But Labia is in trouble... His cattle are going hungry because
the plants they graze on are dying. Three schoolchildren and
their teacher decide to help him, but first they need to learn
about their environment.
and the challenges they face form the plot of Savannah
lifestyles, a comic book designed to teach East
African schoolchildren, ages 10-15, about their environment. The
booklet contains exercises on environmental issues that need to
be addressed in the savannah regions. Students are asked to
reflect on their environment and on the way their community
manages natural resources.
started as a collaboration between FAO and the United Nations
Environment Programme. We wanted to do something to help young
people learn, while having fun, about how to manage and protect
their environment," says Caterina Batello, coordinator
of the project for FAO.
activities proposed, children learn how to work within their
communities. By drawing or explaining in writing what they
observe in their environment, they analyse problems they find
and look for solutions.
They are then
invited to talk to their parents about traditional agricultural
methods and to explain why there may be conflicts over land use
or problems in protecting the environment. But the message is
always positive -- and personal: "The concept is,
'what can you do to become active in maintaining and
preserving the environment you live in?'" says Ms
lifestyles was launched recently in Kenya and is being
widely distributed to Kenyan schools by the Ministry of
Education and the Ministry of Environment. The booklet,
published in English, is the second in a series of comic books
on environmental issues. The first, produced in Arabic, was
distributed to schoolchildren in Syria and focuses on the
benefits to communities of preserving wildlife reserves.
Serious concepts presented in a
How do you explain
concepts like photosynthesis to children? "It is very
difficult to write technical messages and present them together
with drawings," explains Ms Batello. "Teachers
were involved at every step in the process to ensure that the
images accurately reflect the region and that the lessons are
appropriate for the target age group."
A teachers' guide is also available, giving
background information on environmental issues, advice on the
use of the teaching materials and sample exercises.
A lot of care has been put into getting the details
right. "If you do an inaccurate drawing, a child will
never recognize himself in that reality and will say, 'this
does not apply to me'. If the story contains a drawing of a
gazelle, it must be the right gazelle. It can't be one from
a different area," says Ms Batello.
"Similarly, every phrase, every detail has to be
socially acceptable. We spent hours discussing things such as:
Is it culturally correct to portray a goat speaking to a man and
making decisions on its own? Or would it be pushing it too far,
since animals are supposed to do what they're told? One
wrong word and you stop being credible."
Difficult words and concepts are illustrated and put
into context to make them easy to understand. The booklet also
contains a glossary that explains all the difficult terms in
language accessible to children.
An approach that works
The idea for the booklets arose from the UN
conventions on biodiversity and desertification and Agenda 21, a

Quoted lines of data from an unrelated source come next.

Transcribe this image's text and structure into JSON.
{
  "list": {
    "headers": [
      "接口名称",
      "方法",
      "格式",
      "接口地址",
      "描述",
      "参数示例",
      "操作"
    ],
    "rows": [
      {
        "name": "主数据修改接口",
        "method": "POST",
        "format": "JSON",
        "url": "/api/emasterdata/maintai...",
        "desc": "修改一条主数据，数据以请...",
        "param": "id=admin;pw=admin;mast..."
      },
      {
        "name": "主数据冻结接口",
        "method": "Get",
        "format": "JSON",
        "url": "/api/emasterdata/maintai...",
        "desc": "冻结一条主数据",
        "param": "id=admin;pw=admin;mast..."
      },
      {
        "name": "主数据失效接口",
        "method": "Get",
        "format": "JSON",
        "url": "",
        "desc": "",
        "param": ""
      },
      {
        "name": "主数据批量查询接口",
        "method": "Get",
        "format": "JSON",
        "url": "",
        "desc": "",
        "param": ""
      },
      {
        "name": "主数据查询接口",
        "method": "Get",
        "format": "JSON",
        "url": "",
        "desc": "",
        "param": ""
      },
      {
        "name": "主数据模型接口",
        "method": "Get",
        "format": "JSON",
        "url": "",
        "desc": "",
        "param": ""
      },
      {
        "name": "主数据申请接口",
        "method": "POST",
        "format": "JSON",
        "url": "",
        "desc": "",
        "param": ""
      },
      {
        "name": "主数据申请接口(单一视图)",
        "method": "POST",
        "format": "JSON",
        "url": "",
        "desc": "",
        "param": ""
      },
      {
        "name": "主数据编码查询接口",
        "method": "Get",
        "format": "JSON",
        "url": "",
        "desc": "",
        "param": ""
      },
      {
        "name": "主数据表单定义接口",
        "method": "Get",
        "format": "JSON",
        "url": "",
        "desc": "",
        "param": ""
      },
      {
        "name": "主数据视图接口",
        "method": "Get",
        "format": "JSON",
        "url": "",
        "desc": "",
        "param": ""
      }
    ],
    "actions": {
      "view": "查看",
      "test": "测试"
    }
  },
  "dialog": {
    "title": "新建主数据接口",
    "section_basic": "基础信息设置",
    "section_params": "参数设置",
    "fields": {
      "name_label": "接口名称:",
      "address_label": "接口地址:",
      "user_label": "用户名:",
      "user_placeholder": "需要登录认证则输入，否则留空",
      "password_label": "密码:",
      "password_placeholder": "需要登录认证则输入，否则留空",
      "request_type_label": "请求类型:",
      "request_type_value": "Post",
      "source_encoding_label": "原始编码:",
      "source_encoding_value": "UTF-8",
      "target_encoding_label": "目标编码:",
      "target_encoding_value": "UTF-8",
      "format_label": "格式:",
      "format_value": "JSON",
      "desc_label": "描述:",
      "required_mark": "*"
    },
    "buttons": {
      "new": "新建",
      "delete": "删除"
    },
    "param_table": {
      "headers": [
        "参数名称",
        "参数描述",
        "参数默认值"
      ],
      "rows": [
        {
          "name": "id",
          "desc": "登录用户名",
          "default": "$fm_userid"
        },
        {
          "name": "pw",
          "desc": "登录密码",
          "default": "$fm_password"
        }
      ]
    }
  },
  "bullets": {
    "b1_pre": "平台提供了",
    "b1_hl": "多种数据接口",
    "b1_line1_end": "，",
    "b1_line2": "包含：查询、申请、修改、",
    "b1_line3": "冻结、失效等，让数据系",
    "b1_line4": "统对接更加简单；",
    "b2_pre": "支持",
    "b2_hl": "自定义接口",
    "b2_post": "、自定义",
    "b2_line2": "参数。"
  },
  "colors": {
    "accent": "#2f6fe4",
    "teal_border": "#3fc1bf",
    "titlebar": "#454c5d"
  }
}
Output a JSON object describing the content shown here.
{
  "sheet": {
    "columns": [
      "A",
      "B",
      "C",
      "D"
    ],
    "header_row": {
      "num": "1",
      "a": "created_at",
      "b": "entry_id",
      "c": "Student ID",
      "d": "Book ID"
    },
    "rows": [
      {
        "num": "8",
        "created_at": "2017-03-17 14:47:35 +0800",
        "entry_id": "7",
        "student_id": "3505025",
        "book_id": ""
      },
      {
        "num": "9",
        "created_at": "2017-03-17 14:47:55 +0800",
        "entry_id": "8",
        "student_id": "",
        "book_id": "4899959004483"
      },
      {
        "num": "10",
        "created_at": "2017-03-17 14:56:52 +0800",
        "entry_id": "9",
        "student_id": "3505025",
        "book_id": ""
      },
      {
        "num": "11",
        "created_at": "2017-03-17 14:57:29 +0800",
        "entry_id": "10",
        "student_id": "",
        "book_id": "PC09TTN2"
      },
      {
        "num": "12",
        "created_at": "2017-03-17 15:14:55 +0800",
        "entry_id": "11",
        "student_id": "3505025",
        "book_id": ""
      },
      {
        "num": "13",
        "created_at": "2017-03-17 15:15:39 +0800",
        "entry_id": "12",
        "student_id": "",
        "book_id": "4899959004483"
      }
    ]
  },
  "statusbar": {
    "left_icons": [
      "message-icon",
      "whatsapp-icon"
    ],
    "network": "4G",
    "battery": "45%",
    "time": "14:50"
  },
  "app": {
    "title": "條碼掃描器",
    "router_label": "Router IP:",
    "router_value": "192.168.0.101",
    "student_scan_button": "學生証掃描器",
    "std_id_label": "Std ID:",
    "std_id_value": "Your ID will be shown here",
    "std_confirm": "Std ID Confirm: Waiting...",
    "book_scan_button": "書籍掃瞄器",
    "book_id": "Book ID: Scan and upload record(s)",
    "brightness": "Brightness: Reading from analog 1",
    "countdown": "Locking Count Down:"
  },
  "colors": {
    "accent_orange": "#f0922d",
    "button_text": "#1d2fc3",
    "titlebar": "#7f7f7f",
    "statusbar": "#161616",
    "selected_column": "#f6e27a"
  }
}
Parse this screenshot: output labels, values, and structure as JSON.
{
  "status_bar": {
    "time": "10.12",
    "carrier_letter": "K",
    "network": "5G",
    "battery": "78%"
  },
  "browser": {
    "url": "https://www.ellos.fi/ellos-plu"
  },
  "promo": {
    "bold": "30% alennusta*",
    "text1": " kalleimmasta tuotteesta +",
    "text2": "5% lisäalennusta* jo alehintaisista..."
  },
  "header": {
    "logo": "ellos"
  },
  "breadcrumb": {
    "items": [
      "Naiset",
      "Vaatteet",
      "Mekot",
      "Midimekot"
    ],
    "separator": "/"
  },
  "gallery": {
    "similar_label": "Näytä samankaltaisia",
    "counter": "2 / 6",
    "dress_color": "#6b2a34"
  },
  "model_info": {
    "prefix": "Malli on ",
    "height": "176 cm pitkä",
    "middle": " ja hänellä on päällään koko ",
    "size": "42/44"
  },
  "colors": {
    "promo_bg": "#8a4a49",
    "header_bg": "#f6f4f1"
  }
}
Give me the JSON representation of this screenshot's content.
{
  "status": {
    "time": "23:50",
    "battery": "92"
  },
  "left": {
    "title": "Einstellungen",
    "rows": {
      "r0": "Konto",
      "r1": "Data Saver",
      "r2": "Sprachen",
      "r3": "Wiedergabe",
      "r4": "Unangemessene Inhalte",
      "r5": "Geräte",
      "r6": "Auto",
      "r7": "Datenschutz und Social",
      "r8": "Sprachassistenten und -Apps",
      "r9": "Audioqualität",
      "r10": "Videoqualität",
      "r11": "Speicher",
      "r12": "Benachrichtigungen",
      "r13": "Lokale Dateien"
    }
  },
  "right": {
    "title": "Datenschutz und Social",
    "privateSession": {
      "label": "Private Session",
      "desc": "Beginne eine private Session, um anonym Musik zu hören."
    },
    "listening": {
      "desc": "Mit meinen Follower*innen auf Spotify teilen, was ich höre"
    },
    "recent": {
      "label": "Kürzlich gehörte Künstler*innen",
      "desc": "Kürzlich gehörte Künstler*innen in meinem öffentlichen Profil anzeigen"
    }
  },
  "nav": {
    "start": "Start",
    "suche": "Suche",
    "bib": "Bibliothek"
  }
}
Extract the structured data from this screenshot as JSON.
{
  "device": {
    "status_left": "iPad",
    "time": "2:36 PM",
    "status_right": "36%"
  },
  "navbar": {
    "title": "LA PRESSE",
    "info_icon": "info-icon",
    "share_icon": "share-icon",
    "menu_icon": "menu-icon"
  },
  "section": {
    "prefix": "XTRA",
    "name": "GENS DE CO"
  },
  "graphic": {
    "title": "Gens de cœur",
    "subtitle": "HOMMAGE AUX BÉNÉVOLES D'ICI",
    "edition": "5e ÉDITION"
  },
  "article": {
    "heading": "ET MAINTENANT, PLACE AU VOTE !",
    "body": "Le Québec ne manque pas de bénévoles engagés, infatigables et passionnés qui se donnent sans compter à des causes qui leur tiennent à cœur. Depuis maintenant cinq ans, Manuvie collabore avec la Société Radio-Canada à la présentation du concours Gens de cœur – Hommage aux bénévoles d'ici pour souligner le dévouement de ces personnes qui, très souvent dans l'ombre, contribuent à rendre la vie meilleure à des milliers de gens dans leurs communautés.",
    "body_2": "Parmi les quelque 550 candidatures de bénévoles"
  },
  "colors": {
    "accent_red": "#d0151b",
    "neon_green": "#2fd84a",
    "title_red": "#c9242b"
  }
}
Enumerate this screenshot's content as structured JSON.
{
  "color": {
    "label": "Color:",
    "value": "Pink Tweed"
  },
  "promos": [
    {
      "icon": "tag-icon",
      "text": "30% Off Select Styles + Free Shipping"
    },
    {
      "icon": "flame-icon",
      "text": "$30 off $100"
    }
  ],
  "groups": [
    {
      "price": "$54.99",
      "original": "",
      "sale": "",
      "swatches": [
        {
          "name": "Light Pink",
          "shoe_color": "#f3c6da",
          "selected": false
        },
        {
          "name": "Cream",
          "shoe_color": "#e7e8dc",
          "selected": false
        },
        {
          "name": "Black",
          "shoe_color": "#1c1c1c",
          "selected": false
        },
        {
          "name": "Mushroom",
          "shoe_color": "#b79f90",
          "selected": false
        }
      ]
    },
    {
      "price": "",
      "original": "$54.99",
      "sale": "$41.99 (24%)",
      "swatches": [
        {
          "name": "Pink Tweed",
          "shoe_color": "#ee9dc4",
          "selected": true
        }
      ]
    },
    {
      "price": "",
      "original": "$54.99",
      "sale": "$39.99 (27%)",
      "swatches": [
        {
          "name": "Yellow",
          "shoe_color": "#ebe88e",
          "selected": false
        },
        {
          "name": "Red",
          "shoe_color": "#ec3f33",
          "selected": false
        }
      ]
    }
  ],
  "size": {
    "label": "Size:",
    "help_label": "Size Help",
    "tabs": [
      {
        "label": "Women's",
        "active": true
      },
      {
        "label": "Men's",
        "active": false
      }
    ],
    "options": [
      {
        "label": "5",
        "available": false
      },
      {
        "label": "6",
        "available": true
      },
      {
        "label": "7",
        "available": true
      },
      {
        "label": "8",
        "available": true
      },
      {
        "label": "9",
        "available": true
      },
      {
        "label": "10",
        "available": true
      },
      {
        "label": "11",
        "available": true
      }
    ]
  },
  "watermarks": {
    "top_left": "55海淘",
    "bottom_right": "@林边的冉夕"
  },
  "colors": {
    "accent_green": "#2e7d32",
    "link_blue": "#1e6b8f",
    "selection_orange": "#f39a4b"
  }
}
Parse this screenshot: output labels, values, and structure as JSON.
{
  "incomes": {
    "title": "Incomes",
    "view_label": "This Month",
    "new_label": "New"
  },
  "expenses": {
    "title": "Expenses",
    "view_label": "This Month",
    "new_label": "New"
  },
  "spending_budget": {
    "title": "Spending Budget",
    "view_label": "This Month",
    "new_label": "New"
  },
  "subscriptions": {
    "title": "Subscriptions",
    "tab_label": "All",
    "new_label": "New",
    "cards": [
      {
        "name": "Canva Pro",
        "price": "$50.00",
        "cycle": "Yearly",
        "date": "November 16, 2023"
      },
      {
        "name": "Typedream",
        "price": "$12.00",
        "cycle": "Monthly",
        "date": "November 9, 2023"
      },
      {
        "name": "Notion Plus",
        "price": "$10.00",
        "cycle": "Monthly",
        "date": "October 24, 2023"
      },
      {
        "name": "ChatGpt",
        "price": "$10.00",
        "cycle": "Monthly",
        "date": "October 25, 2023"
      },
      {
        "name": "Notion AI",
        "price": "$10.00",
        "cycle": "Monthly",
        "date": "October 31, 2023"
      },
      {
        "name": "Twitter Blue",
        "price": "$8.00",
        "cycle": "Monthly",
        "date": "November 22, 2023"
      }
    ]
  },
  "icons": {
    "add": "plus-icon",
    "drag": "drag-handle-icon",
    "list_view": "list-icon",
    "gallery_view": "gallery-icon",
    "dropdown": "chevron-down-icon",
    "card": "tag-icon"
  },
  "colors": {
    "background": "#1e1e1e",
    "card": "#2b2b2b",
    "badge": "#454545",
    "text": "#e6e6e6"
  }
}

blueprint for sustainable development that grew out of the 1992
Earth Summit in Rio de Janeiro. All stressed the need for
environmental education, but there had been little formal
teaching material on the subject specifically aimed at young
Environmental education is
essential because many people know very little about their own
environment and even less about how to protect it. In Syria, the
booklet on wildlife reserves was launched as part of a wide
educational campaign orchestrated to inform communities of the
potential benefits of reserves -- both economic and
The achievements of this
environmental education initiative were beyond anyone's
expectations. When the first Syrian reserve was established, in
Palmyra six years ago, the local population was against it,
considering it a waste to use land for wild animals. In
addition, establishing reserves restricted access to a very
lucrative business: hunting. But in only five years the
population grew to accept the reserves as vital to their
economic well-being rather than as a threat to their grazing
Tourism was a major incentive. Ms
Batello recalls: "The managers of the reserve had a
problem because they didn't know the species of most birds
they were encountering when they took tourists around. So they
asked three hunters to serve as guides. The hunters discovered
that they could make money with the reserve, and they suddenly
turned from hunters into wildlife guides!"
More to come
Two other booklets are in the works. One targets
secondary school children in the Himalayan region, and the other
focuses on the conflict between pastoralists and farmers in the
Sahel. All have the same objective: raising the children's
awareness of environmental issues.